Cultural humility in healthcare is an expansion of cultural competence. It is the ability of healthcare professionals to provide respectful, relevant, linguistically appropriate care that values the diversity, beliefs, and cultural contexts of our client’s worlds.  In fact, it is an ever-evolving process and a commitment to engage self-reflection and learning.

Here at TASHRA we feel it is important for clinicians to become culturally informed about kink. To do this, we encourage client-centered care which focuses on the parts of the client’s kink identity (their cultural identity) that are most important to them. When providing culturally humble care, it reminds clinicians to stay mindful of the power imbalances that exist within the patient-provider relationship, promoting mutually respectful and giving interactions, and values the significance of kink community involvement and the role that clinicians may be asked to play in fighting stigma, stereotypes, and injustice. advocacy for kink identified people everywhere.

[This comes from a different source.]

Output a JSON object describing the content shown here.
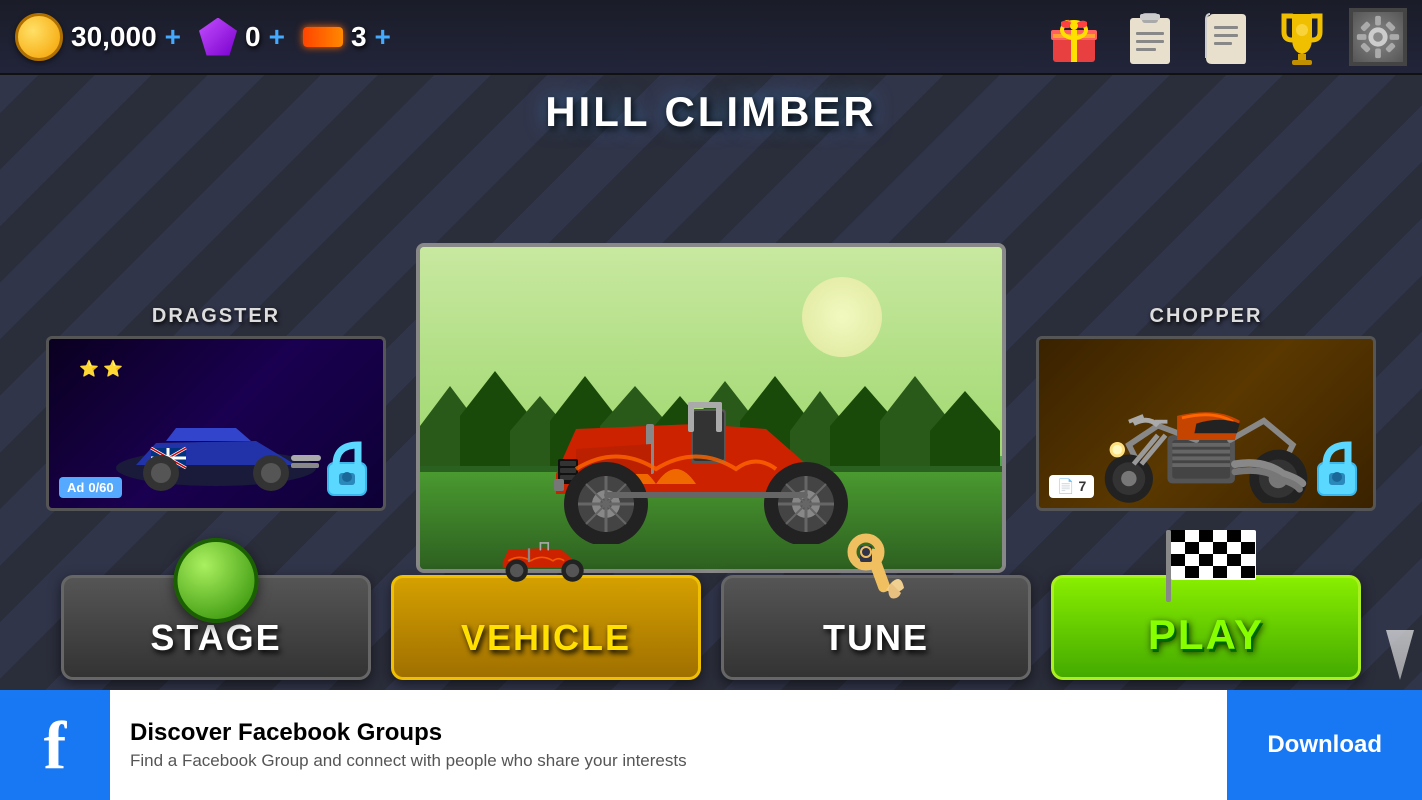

History of Pathology of BDSM and Kink

In the U.S. over the past 30 years, the procedural process of declassifying consensual kink as a psychiatric disorder has been spearheaded by a number of renowned individuals, in particular,  kink activist, Race Bannon; psychotherapist, Guy Baldwin; physician and researcher, Charles Moser and Susan Wright of the National Coalition for Sexual Freedom (NCSF). The publication of the 1987 DSM III-R (Diagnostic and Statistical Manual of Mental Disorders), which is the reference book for diagnosis of psychiatric illness, changed the classification of BDSM and kink as a“sexual deviation” into a new category of disorder called paraphilias; a distressing change that codified even voluntary involvement in BDSM and kink as mental illness. This set in motion over 30 years of research and advocacy to bring about incremental changes in how consensual and non-distressing sexual interests and behaviors could be separated from non-consensual and/or distressing sexual interests and behaviors.

Today, in the most recent DSM 5-R, kink and BDSM interests that are of clinical concern – paraphilic disorders are defined by impairment, distress and/or non-consent. These are distinctly separate in the DSM 5 from paraphilias – which are non-mainstream sexual interests but are non-problematic and non-distressing sexual expressions, like kink and fetish interests. Yet, there is still more work to do. BDSM and kink sexuality continue to be seen by some medical professionals, many of whom may have little sexuality training, as indicative of maladaptive coping, trauma, or dark personality traits, which have not been shown in repeated research with practicing members of kink in the general population.

Evolution of Kink Studies

In this video, Richard Sprott, PhD and Robert Bienvenu, Ph.D., both scholars on BDSM, will describe the history and the evolution of kink studies within the fields of medicine, psychiatry, psychology and related fields, giving you perspective on where we have come from and where we are now.